Coincidence, Fate, Luck, Karma or God’s Sovereign Plan….we humans have many ways of looking at how timing plays a role in our lives. When I experience something that seems to have been timed to go together into some sort of theme or pattern, it catches my attention. This happened again recently.
The day after I wrote this blog post about seeing my face in the mirror, I read a chapter in a book that talked about how inaccurately we see our faces. When we moved to Japan, I brought a few books from our home in California, the rest were put in storage, and a few weeks ago I chose the Frederick Buechner book “The Hungering Dark” to begin reading.
The name of the second chapter is “The Confusion of Face” and the Bible passage on the first page is Daniel 9:1-8 from The Revised Standard version. This title and the theme of the chapter is taken from the 8th verse: “ To us, O Lord, belongs confusion of face, to our kings, to our princes, and to our fathers, because we have sinned against thee.”
Some of the quotes from this chapter that struck me follow here:
“You catch sight of your face in the mirror….and often you say, in effect, ‘Well, there it is again, the same old washed and slept-on thing I saw yesterday…’ But sometimes, I believe, there is another response which is deeply jarring and which involves your asking in effect, ‘Is that really me? Am I my face?’…..Beneath the face there are many layers of self, and the deepest layers are for the most part hidden from us.”
He quotes a poem by a Japanese poet named Yagi Jukuchi, I don’t know the title of the poem but it starts with “I first saw my face in a dream….” and ends with “About the face was a gold-tinged blackness. The next day when my eyes opened, the fever raged no less, but in my heart was a strange calm.”
Buechner talks about the need of looking into the depths of our true selves and the difficulty in doing that.

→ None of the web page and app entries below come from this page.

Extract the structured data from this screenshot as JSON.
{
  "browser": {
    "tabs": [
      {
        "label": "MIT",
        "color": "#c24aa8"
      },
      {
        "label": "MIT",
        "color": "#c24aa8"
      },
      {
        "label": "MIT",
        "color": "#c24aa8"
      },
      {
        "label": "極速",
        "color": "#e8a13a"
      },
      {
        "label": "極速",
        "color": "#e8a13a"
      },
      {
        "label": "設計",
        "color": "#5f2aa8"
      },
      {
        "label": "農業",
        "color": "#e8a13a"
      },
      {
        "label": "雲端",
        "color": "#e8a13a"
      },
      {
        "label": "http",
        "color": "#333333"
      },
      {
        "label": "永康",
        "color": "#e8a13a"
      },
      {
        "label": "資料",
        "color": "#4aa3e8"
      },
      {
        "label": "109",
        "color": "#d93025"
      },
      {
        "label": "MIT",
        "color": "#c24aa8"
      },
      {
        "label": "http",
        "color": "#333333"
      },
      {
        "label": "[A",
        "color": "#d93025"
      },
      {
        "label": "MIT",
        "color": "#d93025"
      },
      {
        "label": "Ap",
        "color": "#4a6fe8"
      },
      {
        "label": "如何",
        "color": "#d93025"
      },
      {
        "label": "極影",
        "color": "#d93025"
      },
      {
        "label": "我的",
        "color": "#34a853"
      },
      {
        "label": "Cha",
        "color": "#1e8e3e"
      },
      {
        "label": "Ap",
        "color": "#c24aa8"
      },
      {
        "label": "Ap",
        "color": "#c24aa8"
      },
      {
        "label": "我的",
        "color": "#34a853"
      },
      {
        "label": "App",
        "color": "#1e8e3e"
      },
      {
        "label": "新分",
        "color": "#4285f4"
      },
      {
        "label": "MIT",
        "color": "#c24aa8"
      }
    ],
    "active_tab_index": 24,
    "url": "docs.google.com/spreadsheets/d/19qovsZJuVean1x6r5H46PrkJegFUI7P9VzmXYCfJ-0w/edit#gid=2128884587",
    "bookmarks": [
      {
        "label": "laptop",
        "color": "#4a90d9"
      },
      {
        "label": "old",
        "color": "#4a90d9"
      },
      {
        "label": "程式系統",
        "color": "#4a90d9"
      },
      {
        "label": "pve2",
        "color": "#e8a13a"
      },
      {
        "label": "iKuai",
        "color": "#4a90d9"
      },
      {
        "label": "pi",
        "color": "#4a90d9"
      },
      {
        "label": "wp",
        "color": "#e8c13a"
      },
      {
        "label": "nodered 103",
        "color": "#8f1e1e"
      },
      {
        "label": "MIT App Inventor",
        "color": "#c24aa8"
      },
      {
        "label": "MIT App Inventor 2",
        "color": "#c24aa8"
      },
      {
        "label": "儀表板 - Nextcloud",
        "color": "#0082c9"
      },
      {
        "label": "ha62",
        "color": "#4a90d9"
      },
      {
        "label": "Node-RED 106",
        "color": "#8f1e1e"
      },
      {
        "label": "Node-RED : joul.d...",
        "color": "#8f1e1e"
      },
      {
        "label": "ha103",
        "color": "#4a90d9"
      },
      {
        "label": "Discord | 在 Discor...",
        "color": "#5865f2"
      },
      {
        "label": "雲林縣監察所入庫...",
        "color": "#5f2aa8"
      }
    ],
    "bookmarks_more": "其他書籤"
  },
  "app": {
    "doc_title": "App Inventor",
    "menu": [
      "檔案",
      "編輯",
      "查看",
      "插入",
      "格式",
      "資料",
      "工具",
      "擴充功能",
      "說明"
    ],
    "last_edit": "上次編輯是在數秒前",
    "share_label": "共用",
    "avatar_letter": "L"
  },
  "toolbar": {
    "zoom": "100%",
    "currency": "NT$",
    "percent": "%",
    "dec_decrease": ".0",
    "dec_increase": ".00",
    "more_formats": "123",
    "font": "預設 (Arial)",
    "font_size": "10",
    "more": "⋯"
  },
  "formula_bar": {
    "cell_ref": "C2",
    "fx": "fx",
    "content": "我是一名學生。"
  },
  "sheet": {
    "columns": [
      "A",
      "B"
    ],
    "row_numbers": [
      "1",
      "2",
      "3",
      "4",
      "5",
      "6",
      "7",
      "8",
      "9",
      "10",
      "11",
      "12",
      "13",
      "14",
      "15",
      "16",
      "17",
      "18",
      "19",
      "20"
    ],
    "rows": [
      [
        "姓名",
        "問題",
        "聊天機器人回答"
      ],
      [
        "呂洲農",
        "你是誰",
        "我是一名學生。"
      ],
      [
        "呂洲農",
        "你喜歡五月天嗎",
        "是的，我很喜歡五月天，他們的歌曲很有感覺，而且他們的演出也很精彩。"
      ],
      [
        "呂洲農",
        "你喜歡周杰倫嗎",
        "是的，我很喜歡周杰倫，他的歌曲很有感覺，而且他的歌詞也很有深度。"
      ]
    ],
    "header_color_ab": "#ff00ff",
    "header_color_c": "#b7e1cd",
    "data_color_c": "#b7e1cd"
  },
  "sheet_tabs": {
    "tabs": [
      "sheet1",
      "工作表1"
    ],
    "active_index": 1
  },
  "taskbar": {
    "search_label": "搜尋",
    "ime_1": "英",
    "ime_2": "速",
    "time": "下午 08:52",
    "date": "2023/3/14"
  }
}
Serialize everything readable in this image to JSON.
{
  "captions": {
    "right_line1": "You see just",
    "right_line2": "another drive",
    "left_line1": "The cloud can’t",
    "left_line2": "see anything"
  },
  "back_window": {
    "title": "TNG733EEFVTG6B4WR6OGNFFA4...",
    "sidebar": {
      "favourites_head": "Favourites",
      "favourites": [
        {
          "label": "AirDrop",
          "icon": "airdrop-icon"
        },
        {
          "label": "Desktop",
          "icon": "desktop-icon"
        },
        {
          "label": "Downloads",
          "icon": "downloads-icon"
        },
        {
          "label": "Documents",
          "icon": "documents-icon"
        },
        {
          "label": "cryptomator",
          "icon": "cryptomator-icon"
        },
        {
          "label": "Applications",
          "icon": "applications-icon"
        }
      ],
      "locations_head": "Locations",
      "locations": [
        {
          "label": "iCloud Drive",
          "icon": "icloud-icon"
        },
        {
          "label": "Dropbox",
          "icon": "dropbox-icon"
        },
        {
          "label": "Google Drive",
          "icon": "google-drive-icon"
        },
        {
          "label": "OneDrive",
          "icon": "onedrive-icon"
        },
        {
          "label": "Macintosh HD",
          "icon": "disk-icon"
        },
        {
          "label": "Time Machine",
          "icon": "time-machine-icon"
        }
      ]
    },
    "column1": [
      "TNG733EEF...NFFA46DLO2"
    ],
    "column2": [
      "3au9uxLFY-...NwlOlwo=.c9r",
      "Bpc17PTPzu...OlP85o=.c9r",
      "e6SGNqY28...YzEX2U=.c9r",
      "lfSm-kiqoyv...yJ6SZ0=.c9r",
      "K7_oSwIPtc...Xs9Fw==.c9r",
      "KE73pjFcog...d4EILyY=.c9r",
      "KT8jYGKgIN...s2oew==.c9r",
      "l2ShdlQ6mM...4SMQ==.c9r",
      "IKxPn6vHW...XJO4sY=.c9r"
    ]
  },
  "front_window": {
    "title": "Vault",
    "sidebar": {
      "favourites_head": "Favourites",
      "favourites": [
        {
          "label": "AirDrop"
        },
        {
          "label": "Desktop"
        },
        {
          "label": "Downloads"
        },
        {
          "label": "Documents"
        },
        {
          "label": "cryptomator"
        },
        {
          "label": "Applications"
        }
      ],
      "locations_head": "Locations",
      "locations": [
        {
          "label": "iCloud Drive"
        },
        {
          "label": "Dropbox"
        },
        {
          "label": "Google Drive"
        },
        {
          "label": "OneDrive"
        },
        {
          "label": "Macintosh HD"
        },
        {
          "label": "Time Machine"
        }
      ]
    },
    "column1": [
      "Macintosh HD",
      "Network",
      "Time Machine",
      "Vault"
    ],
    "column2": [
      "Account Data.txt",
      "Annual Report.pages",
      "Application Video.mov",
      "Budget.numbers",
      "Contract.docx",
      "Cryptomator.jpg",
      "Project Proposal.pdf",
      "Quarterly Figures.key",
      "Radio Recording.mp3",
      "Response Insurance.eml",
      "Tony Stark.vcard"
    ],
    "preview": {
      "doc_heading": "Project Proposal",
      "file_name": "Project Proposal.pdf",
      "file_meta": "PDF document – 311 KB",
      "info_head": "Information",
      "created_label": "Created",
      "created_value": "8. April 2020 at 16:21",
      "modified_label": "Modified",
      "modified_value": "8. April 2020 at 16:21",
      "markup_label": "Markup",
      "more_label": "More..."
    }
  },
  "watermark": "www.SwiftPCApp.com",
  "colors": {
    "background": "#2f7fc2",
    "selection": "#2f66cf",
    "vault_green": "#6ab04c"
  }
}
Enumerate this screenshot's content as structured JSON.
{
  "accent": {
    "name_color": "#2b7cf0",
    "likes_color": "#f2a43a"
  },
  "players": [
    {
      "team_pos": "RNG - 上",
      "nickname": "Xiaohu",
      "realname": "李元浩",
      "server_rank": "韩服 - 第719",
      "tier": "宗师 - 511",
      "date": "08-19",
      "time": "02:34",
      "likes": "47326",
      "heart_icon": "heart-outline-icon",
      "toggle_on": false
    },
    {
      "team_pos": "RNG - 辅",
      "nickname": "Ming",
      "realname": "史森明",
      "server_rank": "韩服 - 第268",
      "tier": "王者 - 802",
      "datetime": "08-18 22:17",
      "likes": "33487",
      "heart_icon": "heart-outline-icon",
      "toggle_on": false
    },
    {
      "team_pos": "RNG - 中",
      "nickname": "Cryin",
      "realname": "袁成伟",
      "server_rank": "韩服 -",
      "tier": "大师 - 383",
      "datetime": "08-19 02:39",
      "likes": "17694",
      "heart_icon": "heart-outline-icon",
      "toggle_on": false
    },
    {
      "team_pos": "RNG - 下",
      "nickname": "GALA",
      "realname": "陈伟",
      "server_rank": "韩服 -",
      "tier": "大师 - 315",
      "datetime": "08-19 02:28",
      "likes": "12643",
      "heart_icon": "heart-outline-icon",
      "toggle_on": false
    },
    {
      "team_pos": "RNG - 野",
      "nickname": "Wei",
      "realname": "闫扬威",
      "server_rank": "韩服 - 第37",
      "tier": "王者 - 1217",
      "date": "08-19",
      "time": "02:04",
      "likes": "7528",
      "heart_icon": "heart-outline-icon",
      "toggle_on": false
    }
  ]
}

“The voyage into the self is long and dark and full of peril, but I believe it is a voyage all of us will have to make before we are through. Either we climb down into the abyss willingly with our eyes open, or we risk falling into it with our eyes closed – a point on which religion and psychiatry seem to agree. And I believe that what is said in the language of the Japanese poem is true also in the language of fact; that if we search ourselves deeply enough, we will begin to see at last who we really are, we will begin to see, very dimly at first, our own true faces. And then, although on the surface the fever may rage still, I believe a strange calm does begin to come, a peace that passes understanding.”
“Selfhood in the sense that you are one self and I am another self begins to fade. You begin to understand that in some way your deepest self is the self of all men…You begin to understand….as a reality, an experience, that their pain is your pain, their need your need; that there can really be no getting ahead at their expense, there can be no joy for you until there is joy for them.”
“I believe that by God’s grace it is our destiny, in this life or in whatever life awaits us, to discover the face of our inmost being, to become at last and at great cost who we truly are.”
And then Mr. Buechner ends with a prayer, it’s too good to shorten so I will add it here…it’s a prayer I would like to pray for myself.
“Thou God in Christ,
There is no ground anywhere that is not holy ground, for in the cool of the evening thou has walked upon it and in the heat of the day thou hast died upon it, and at the coming of the dawn thou hast returned and art always and everywhere returning to it and to us who walk upon it too, this holy ground, though heedless of its holiness. O make us whole. Set us free.
Thou didst shape us each in the darkness of a womb to give us life and thou knowest us each by name, and not one is forgotten by thee, not one but is precious in thy sight – the ugly and the beautiful, the criminal and the child, the enemy with the friend. Lord give us eyes to see each other and ourselves more nearly as thou seest us, to see beneath each face we meet, and beneath even our own faces, thy face.
Help us to know that for each thou hast died as though he were the only one.